AIM OF THE EXERCISE -
The answer must consist of every line from the entries that holds the word "online".

THE RECORDS -
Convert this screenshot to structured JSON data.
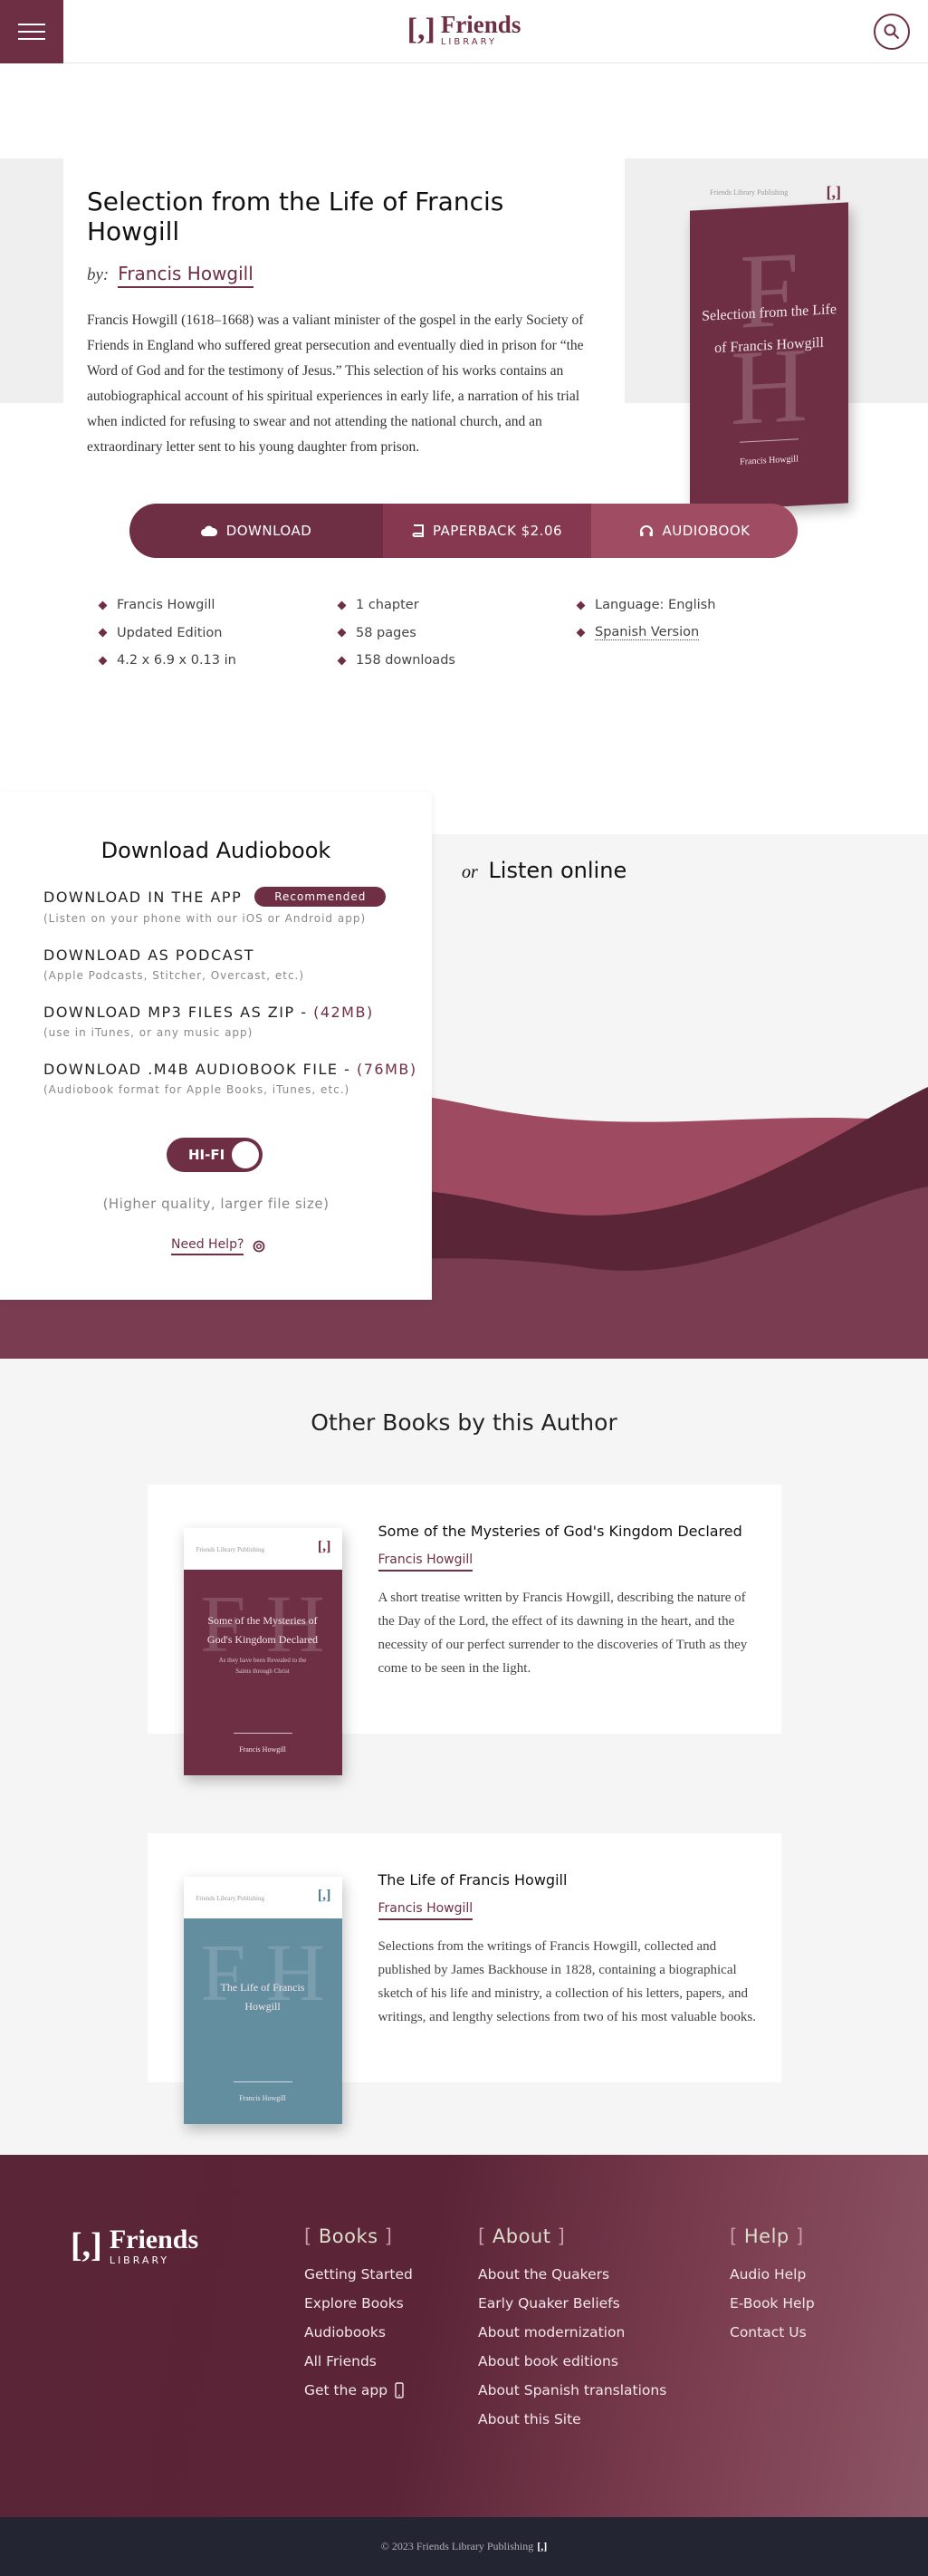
{
  "header": {
    "logo_mark": "[,]",
    "logo_word": "Friends",
    "logo_sub": "LIBRARY"
  },
  "book": {
    "title": "Selection from the Life of Francis Howgill",
    "by_label": "by:",
    "author": "Francis Howgill",
    "description": "Francis Howgill (1618–1668) was a valiant minister of the gospel in the early Society of Friends in England who suffered great persecution and eventually died in prison for “the Word of God and for the testimony of Jesus.” This selection of his works contains an autobiographical account of his spiritual experiences in early life, a narration of his trial when indicted for refusing to swear and not attending the national church, and an extraordinary letter sent to his young daughter from prison.",
    "cover": {
      "publisher": "Friends Library Publishing",
      "mark": "[,]",
      "ghost": "F H",
      "title": "Selection from the Life of Francis Howgill",
      "author": "Francis Howgill",
      "color": "#6e2f45"
    }
  },
  "actions": {
    "download": "DOWNLOAD",
    "paperback": "PAPERBACK $2.06",
    "audiobook": "AUDIOBOOK"
  },
  "meta": [
    "Francis Howgill",
    "1 chapter",
    "Language: English",
    "Updated Edition",
    "58 pages",
    "Spanish Version",
    "4.2 x 6.9 x 0.13 in",
    "158 downloads"
  ],
  "audio": {
    "heading": "Download Audiobook",
    "options": [
      {
        "title": "DOWNLOAD IN THE APP",
        "size": "",
        "badge": "Recommended",
        "desc": "(Listen on your phone with our iOS or Android app)"
      },
      {
        "title": "DOWNLOAD AS PODCAST",
        "size": "",
        "badge": "",
        "desc": "(Apple Podcasts, Stitcher, Overcast, etc.)"
      },
      {
        "title": "DOWNLOAD MP3 FILES AS ZIP - ",
        "size": "(42MB)",
        "badge": "",
        "desc": "(use in iTunes, or any music app)"
      },
      {
        "title": "DOWNLOAD .M4B AUDIOBOOK FILE - ",
        "size": "(76MB)",
        "badge": "",
        "desc": "(Audiobook format for Apple Books, iTunes, etc.)"
      }
    ],
    "hifi_label": "HI-FI",
    "quality_note": "(Higher quality, larger file size)",
    "help": "Need Help?",
    "listen_or": "or",
    "listen_online": "Listen online"
  },
  "others": {
    "heading": "Other Books by this Author",
    "books": [
      {
        "title": "Some of the Mysteries of God's Kingdom Declared",
        "author": "Francis Howgill",
        "desc": "A short treatise written by Francis Howgill, describing the nature of the Day of the Lord, the effect of its dawning in the heart, and the necessity of our perfect surrender to the discoveries of Truth as they come to be seen in the light.",
        "cover_title": "Some of the Mysteries of God's Kingdom Declared",
        "cover_sub": "As they have been Revealed to the Saints through Christ",
        "cover_color": "#6e2f45",
        "publisher": "Friends Library Publishing",
        "mark": "[,]",
        "ghost": "F H"
      },
      {
        "title": "The Life of Francis Howgill",
        "author": "Francis Howgill",
        "desc": "Selections from the writings of Francis Howgill, collected and published by James Backhouse in 1828, containing a biographical sketch of his life and ministry, a collection of his letters, papers, and writings, and lengthy selections from two of his most valuable books.",
        "cover_title": "The Life of Francis Howgill",
        "cover_sub": "",
        "cover_color": "#638ea0",
        "publisher": "Friends Library Publishing",
        "mark": "[,]",
        "ghost": "F H"
      }
    ]
  },
  "footer": {
    "logo_mark": "[,]",
    "logo_word": "Friends",
    "logo_sub": "LIBRARY",
    "books": {
      "heading": "Books",
      "items": [
        "Getting Started",
        "Explore Books",
        "Audiobooks",
        "All Friends",
        "Get the app"
      ]
    },
    "about": {
      "heading": "About",
      "items": [
        "About the Quakers",
        "Early Quaker Beliefs",
        "About modernization",
        "About book editions",
        "About Spanish translations",
        "About this Site"
      ]
    },
    "help": {
      "heading": "Help",
      "items": [
        "Audio Help",
        "E-Book Help",
        "Contact Us"
      ]
    },
    "copyright": "© 2023 Friends Library Publishing",
    "copyright_mark": "[,]"
  }
}
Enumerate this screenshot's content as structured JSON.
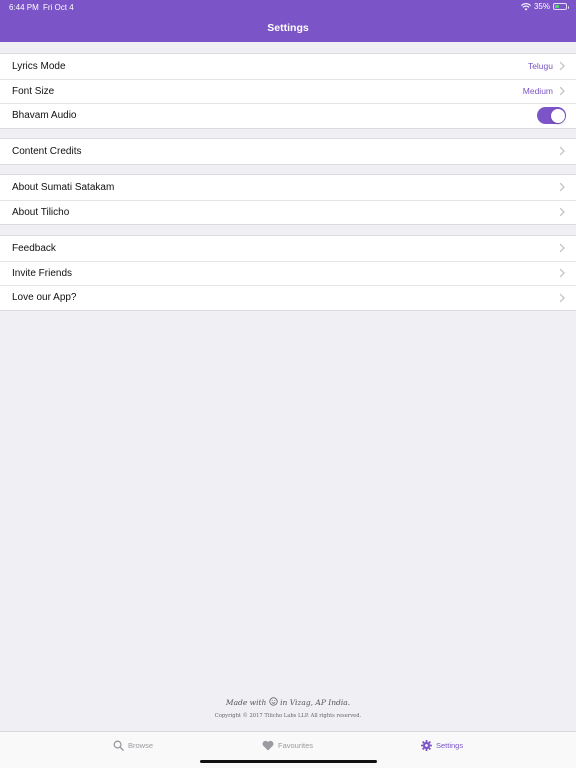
{
  "status_bar": {
    "time": "6:44 PM",
    "date": "Fri Oct 4",
    "battery": "35%",
    "battery_level": 0.35
  },
  "nav": {
    "title": "Settings"
  },
  "groups": [
    {
      "rows": [
        {
          "label": "Lyrics Mode",
          "value": "Telugu",
          "type": "disclosure"
        },
        {
          "label": "Font Size",
          "value": "Medium",
          "type": "disclosure"
        },
        {
          "label": "Bhavam Audio",
          "type": "toggle",
          "on": true
        }
      ]
    },
    {
      "rows": [
        {
          "label": "Content Credits",
          "type": "disclosure"
        }
      ]
    },
    {
      "rows": [
        {
          "label": "About Sumati Satakam",
          "type": "disclosure"
        },
        {
          "label": "About Tilicho",
          "type": "disclosure"
        }
      ]
    },
    {
      "rows": [
        {
          "label": "Feedback",
          "type": "disclosure"
        },
        {
          "label": "Invite Friends",
          "type": "disclosure"
        },
        {
          "label": "Love our App?",
          "type": "disclosure"
        }
      ]
    }
  ],
  "footer": {
    "made_with_prefix": "Made with",
    "made_with_suffix": "in Vizag, AP India.",
    "copyright": "Copyright © 2017 Tilicho Labs LLP. All rights reserved."
  },
  "tabs": [
    {
      "label": "Browse",
      "icon": "search-icon",
      "active": false
    },
    {
      "label": "Favourites",
      "icon": "heart-icon",
      "active": false
    },
    {
      "label": "Settings",
      "icon": "gear-icon",
      "active": true
    }
  ],
  "colors": {
    "accent": "#7b55c7",
    "background": "#efeff4",
    "inactive_tab": "#9a9aa0"
  }
}
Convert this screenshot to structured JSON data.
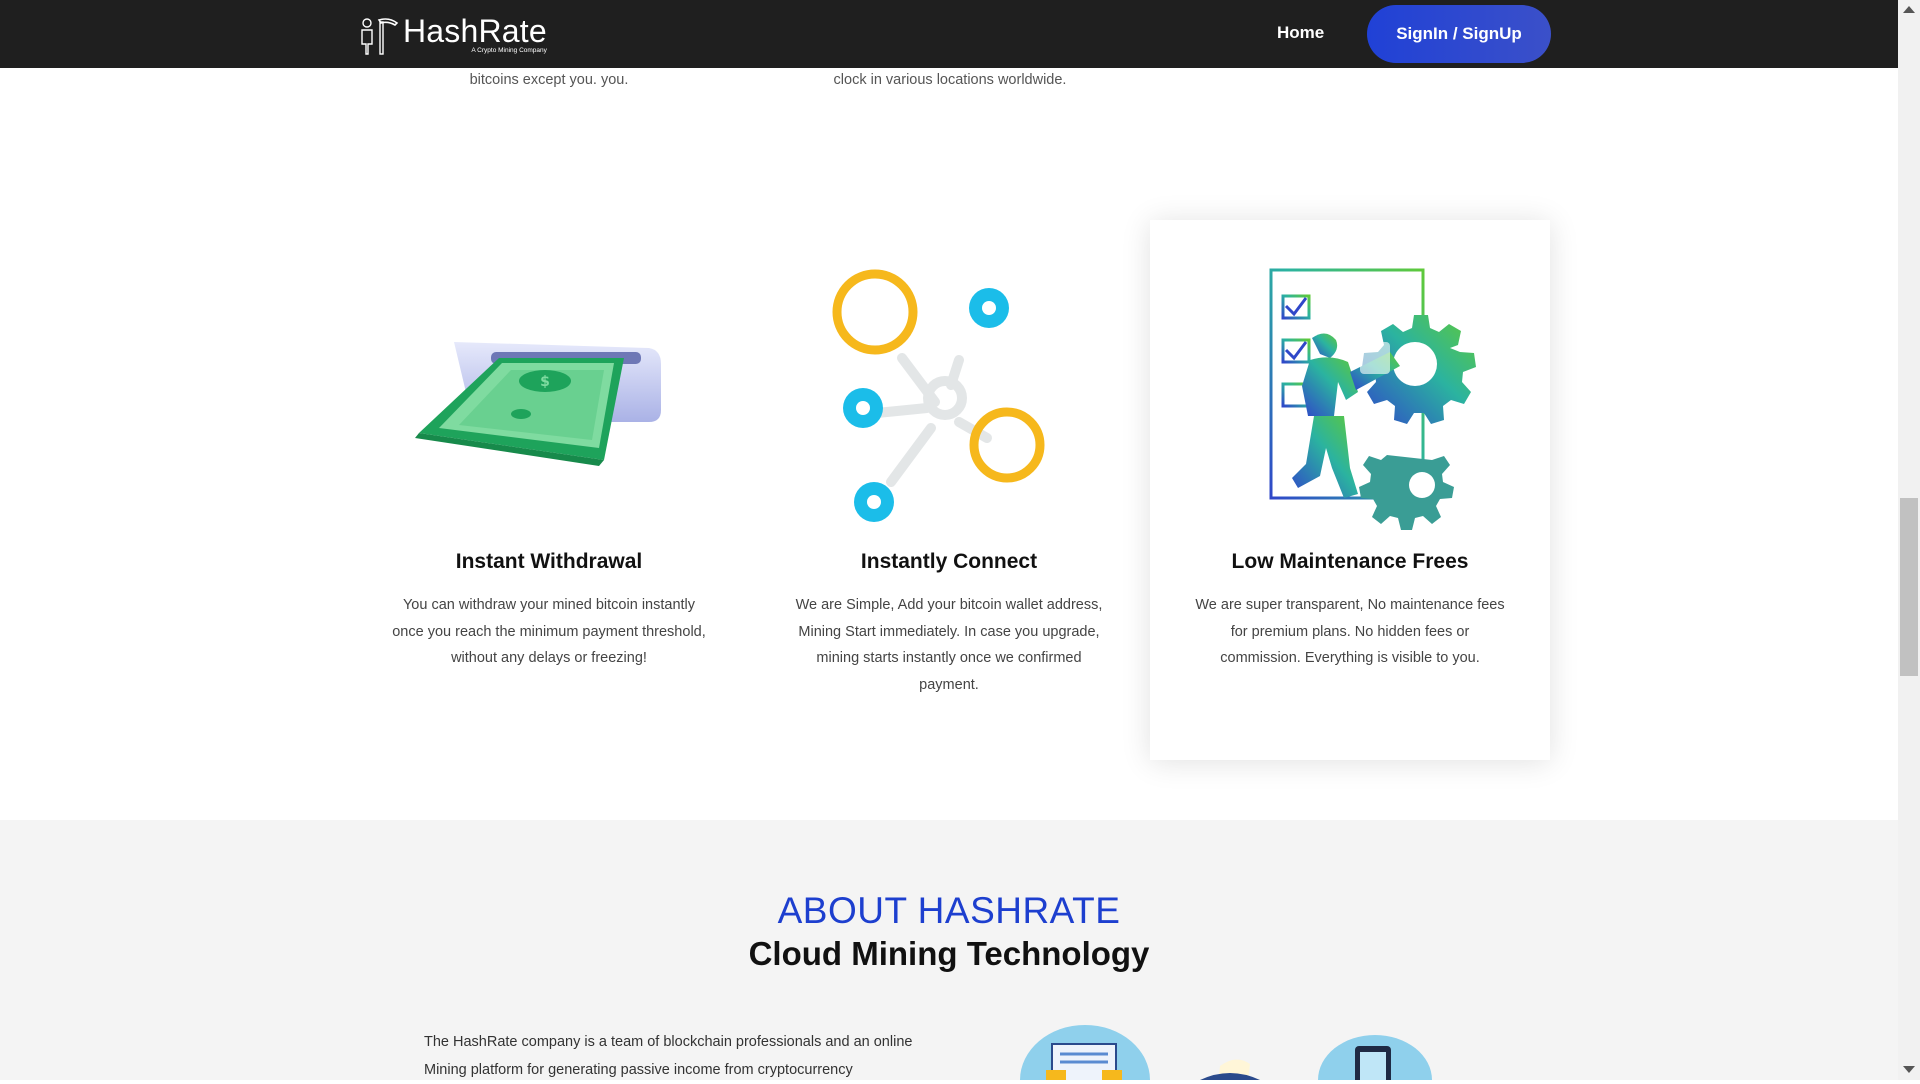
{
  "header": {
    "brand_name": "HashRate",
    "brand_tagline": "A Crypto Mining Company",
    "nav_home": "Home",
    "nav_signin": "SignIn / SignUp"
  },
  "fragments": {
    "left": "bitcoins except you. you.",
    "middle": "clock in various locations worldwide."
  },
  "features": [
    {
      "title": "Instant Withdrawal",
      "text": "You can withdraw your mined bitcoin instantly once you reach the minimum payment threshold, without any delays or freezing!",
      "icon": "cash-withdrawal-icon"
    },
    {
      "title": "Instantly Connect",
      "text": "We are Simple, Add your bitcoin wallet address, Mining Start immediately. In case you upgrade, mining starts instantly once we confirmed payment.",
      "icon": "network-connect-icon"
    },
    {
      "title": "Low Maintenance Frees",
      "text": "We are super transparent, No maintenance fees for premium plans. No hidden fees or commission. Everything is visible to you.",
      "icon": "maintenance-gear-icon"
    }
  ],
  "about": {
    "kicker": "ABOUT HASHRATE",
    "title": "Cloud Mining Technology",
    "text": "The HashRate company is a team of blockchain professionals and an online Mining platform for generating passive income from cryptocurrency"
  },
  "colors": {
    "header_bg": "#1f1f1f",
    "accent_blue": "#1d3fcf",
    "about_bg": "#f4f4f4"
  }
}
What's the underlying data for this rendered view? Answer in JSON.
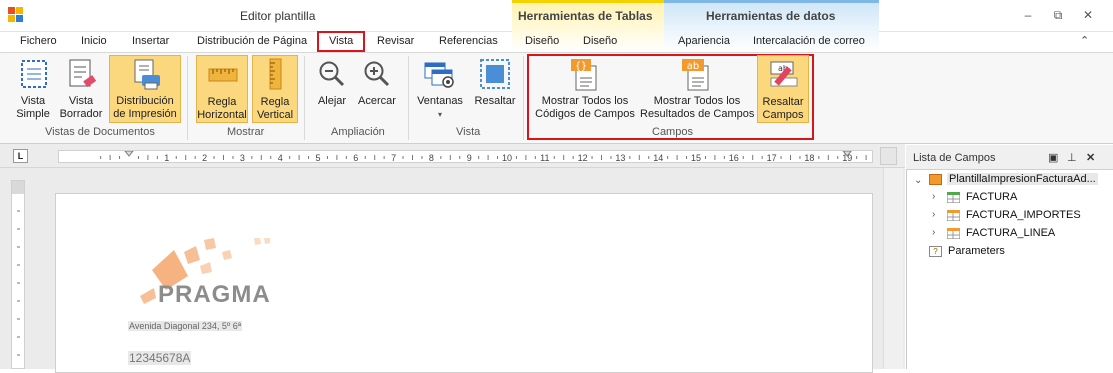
{
  "window": {
    "title": "Editor plantilla",
    "minimize": "–",
    "restore": "⧉",
    "close": "✕"
  },
  "context_tabs": {
    "tables": "Herramientas de Tablas",
    "data": "Herramientas de datos"
  },
  "tabs": [
    "Fichero",
    "Inicio",
    "Insertar",
    "Distribución de Página",
    "Vista",
    "Revisar",
    "Referencias",
    "Diseño",
    "Diseño",
    "Apariencia",
    "Intercalación de correo"
  ],
  "active_tab": "Vista",
  "collapse_glyph": "⌃",
  "ribbon": {
    "vistas": {
      "label": "Vistas de Documentos",
      "simple": [
        "Vista",
        "Simple"
      ],
      "borrador": [
        "Vista",
        "Borrador"
      ],
      "distribucion": [
        "Distribución",
        "de Impresión"
      ]
    },
    "mostrar": {
      "label": "Mostrar",
      "regla_h": [
        "Regla",
        "Horizontal"
      ],
      "regla_v": [
        "Regla",
        "Vertical"
      ]
    },
    "ampliacion": {
      "label": "Ampliación",
      "alejar": "Alejar",
      "acercar": "Acercar"
    },
    "vista": {
      "label": "Vista",
      "ventanas": "Ventanas",
      "resaltar": "Resaltar"
    },
    "campos": {
      "label": "Campos",
      "codigos": [
        "Mostrar Todos los",
        "Códigos de Campos"
      ],
      "resultados": [
        "Mostrar Todos los",
        "Resultados de Campos"
      ],
      "resaltar": [
        "Resaltar",
        "Campos"
      ]
    }
  },
  "ruler": {
    "corner": "L",
    "numbers": [
      "1",
      "2",
      "3",
      "4",
      "5",
      "6",
      "7",
      "8",
      "9",
      "10",
      "11",
      "12",
      "13",
      "14",
      "15",
      "16",
      "17",
      "18",
      "19"
    ]
  },
  "document": {
    "logo": "PRAGMA",
    "address": "Avenida Diagonal 234, 5º 6ª",
    "nif": "12345678A"
  },
  "field_panel": {
    "title": "Lista de Campos",
    "root": "PlantillaImpresionFacturaAd...",
    "items": [
      "FACTURA",
      "FACTURA_IMPORTES",
      "FACTURA_LINEA"
    ],
    "parameters": "Parameters"
  },
  "colors": {
    "accent_red": "#d9141b",
    "selected": "#fbd77d",
    "ctx_tables": "#f5d100",
    "ctx_data": "#7fb8e6",
    "logo_orange": "#f4a46a"
  }
}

WRITTEN REPLY -
    "listen_online": "Listen online"
    "text": "The HashRate company is a team of blockchain professionals and an online Mining platform for generating passive income from cryptocurrency"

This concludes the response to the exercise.